Start of Data provided

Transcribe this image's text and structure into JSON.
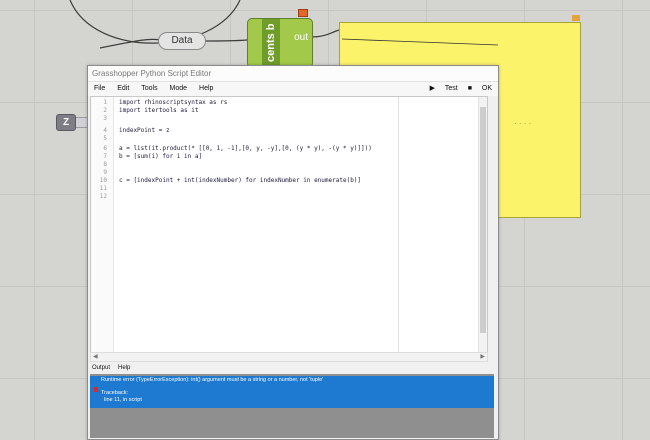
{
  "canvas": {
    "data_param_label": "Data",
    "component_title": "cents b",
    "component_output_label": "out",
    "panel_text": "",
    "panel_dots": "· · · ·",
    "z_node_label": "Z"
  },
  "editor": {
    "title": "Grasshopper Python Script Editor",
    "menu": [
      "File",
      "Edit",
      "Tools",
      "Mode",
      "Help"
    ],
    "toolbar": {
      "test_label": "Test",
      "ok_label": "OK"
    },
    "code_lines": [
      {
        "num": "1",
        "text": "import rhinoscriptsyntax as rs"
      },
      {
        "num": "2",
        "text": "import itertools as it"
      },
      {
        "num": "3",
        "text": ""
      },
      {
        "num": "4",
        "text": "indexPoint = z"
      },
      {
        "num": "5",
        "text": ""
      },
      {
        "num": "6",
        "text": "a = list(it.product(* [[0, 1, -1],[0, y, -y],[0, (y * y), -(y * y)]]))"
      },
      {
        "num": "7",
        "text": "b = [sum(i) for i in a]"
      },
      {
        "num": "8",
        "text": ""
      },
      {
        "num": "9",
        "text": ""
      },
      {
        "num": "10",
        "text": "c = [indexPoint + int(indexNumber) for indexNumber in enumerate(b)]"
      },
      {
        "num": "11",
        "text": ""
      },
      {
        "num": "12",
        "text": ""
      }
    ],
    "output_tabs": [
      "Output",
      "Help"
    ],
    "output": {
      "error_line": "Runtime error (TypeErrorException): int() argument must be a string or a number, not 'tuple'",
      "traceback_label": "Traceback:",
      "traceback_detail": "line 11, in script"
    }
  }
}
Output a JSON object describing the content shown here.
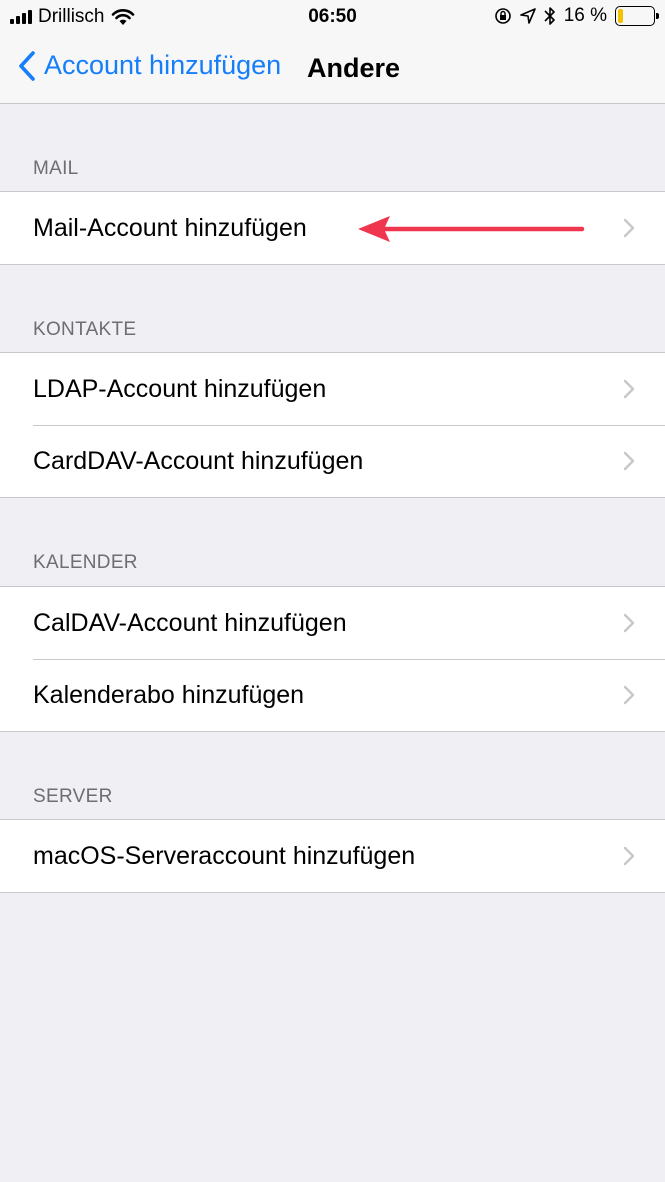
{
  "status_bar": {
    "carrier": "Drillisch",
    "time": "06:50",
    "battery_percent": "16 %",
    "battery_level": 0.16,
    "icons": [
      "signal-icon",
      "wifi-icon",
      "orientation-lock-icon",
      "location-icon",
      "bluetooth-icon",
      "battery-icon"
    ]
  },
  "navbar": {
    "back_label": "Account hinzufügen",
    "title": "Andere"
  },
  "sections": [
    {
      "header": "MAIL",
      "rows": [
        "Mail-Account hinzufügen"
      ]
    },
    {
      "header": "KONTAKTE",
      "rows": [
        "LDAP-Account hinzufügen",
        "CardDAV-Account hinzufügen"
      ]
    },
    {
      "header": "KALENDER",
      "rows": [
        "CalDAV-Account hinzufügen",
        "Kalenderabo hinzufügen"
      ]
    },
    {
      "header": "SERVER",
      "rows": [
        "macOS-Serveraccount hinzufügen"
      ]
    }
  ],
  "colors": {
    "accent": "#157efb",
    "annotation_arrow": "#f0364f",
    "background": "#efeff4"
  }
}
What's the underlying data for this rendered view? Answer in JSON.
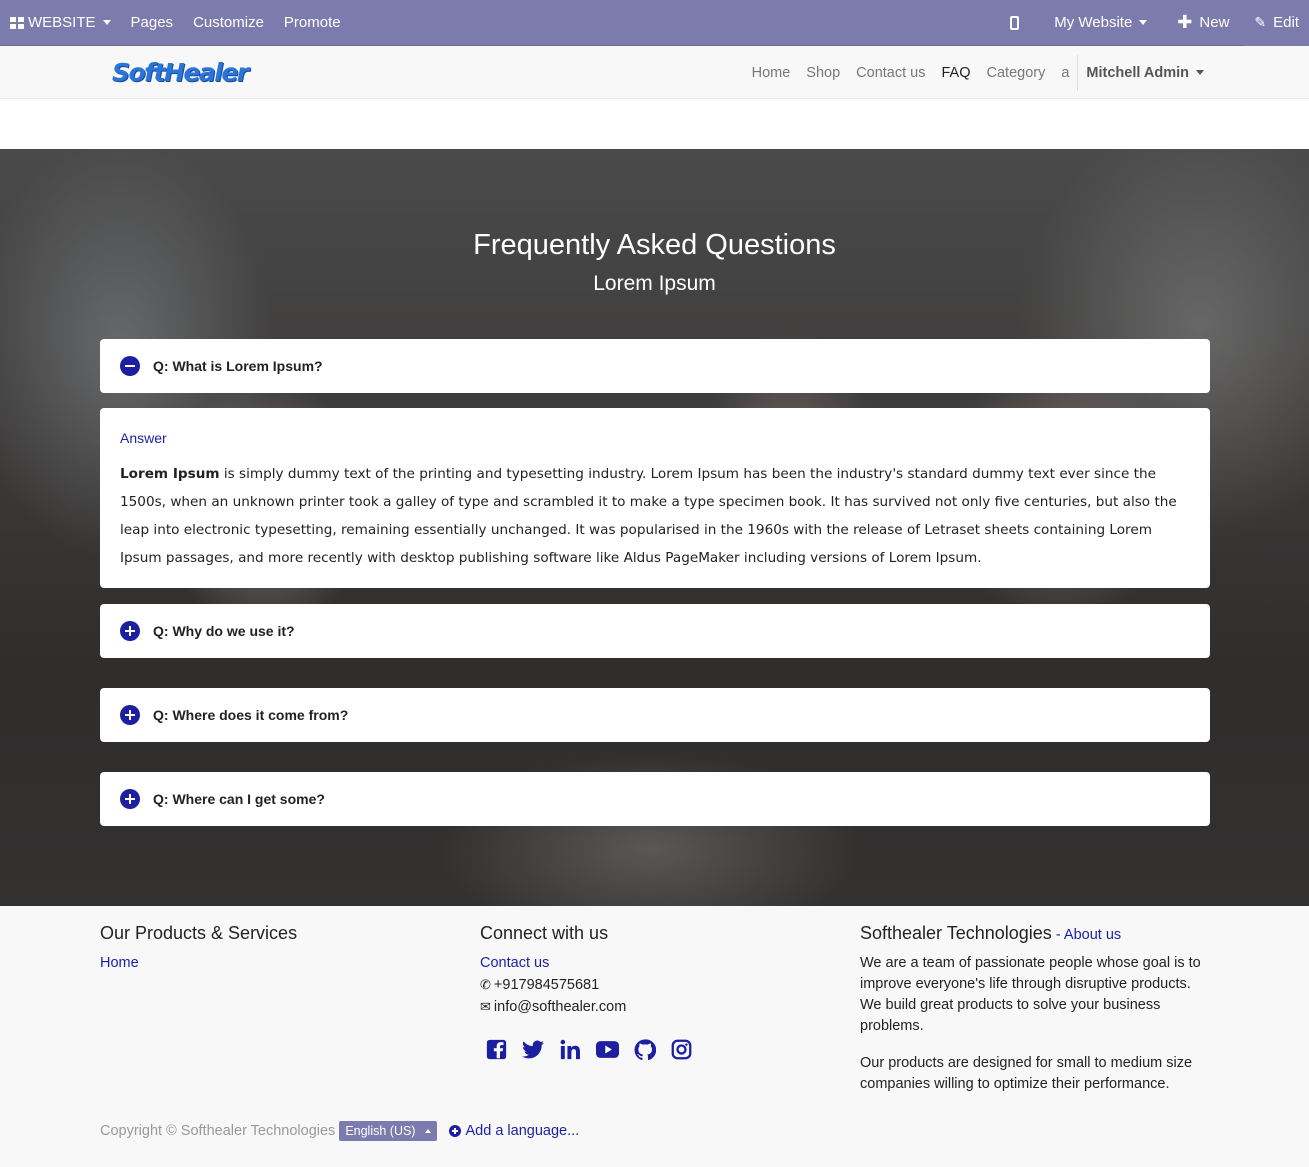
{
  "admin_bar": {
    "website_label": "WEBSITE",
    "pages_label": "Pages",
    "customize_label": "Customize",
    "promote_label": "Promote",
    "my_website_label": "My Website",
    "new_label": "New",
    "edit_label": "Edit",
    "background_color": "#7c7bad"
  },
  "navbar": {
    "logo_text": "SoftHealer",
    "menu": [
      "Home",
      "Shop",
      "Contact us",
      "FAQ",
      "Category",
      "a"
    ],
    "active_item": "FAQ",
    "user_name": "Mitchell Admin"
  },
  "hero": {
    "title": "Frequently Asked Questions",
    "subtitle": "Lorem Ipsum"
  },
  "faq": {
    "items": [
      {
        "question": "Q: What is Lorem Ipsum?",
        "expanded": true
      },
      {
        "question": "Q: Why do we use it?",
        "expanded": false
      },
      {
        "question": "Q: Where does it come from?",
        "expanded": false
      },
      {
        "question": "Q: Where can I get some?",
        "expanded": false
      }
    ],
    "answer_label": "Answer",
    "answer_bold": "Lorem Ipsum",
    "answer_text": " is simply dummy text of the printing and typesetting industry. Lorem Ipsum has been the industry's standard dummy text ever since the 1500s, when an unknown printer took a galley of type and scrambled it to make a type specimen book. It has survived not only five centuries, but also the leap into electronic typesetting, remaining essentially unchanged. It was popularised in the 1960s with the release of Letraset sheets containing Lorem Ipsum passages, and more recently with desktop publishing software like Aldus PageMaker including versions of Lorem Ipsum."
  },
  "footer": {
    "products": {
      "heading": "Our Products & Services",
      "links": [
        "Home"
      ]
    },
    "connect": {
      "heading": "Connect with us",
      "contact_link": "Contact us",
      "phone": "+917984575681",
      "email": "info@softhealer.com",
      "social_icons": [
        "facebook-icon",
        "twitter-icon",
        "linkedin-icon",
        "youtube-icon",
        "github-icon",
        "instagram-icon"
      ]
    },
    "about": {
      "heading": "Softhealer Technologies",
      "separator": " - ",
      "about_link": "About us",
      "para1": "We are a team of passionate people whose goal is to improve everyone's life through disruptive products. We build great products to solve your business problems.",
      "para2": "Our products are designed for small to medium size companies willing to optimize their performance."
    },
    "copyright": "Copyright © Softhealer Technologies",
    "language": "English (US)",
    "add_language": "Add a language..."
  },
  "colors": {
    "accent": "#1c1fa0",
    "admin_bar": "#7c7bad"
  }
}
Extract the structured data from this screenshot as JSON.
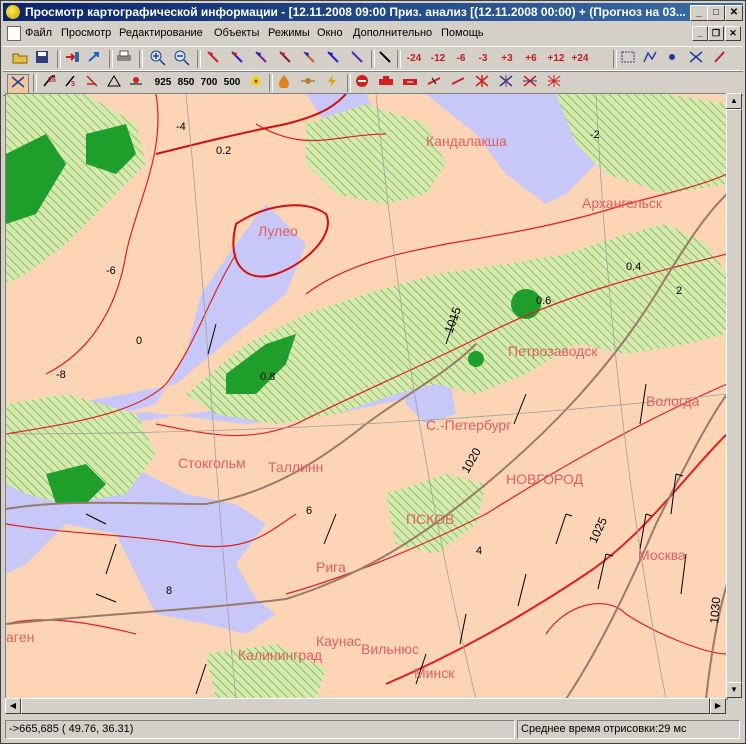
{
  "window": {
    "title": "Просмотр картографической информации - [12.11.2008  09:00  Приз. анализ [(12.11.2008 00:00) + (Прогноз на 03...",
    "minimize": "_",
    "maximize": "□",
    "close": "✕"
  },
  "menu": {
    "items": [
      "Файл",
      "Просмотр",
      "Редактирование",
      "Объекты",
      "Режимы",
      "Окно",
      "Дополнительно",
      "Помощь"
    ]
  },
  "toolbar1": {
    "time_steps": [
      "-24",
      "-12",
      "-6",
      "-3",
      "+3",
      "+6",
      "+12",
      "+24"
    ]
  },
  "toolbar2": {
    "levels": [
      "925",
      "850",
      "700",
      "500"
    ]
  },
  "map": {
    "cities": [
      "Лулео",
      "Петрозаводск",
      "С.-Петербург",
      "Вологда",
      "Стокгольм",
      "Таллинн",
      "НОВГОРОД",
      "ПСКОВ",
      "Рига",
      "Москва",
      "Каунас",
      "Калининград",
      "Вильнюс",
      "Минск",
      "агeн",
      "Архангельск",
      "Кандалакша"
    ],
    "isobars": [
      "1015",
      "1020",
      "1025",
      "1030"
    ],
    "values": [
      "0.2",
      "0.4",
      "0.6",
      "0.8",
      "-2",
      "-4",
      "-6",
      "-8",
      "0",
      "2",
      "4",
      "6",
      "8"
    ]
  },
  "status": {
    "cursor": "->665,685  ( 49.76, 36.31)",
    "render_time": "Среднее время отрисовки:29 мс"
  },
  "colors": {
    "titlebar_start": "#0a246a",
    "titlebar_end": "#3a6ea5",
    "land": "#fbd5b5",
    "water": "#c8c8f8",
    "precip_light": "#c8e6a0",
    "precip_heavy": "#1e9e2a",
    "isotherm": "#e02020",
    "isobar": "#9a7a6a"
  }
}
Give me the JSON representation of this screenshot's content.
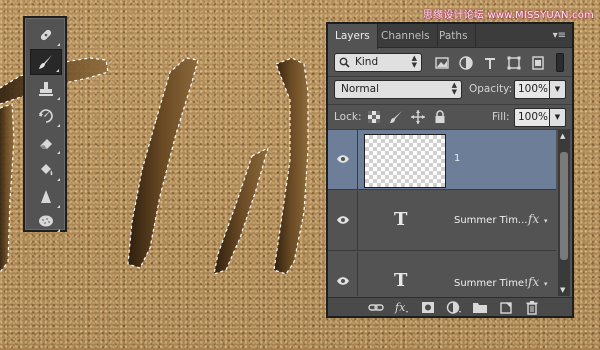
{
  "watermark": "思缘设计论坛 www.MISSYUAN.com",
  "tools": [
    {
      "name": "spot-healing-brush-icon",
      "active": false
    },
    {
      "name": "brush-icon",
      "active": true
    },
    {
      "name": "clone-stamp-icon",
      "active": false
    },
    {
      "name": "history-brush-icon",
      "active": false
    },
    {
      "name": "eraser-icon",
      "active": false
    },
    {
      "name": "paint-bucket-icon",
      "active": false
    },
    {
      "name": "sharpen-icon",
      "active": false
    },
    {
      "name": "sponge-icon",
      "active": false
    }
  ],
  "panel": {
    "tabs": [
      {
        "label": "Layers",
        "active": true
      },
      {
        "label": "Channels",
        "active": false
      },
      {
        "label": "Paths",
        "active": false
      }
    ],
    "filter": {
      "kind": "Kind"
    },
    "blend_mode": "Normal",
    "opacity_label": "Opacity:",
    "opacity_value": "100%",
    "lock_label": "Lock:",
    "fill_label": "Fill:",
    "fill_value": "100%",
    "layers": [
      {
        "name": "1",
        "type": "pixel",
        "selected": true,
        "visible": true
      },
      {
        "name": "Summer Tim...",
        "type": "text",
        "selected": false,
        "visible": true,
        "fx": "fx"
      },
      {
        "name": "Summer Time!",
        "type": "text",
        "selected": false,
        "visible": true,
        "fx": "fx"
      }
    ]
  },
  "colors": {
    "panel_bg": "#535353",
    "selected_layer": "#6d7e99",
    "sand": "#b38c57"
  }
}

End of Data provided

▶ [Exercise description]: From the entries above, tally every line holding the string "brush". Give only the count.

▶ [Response area]: 3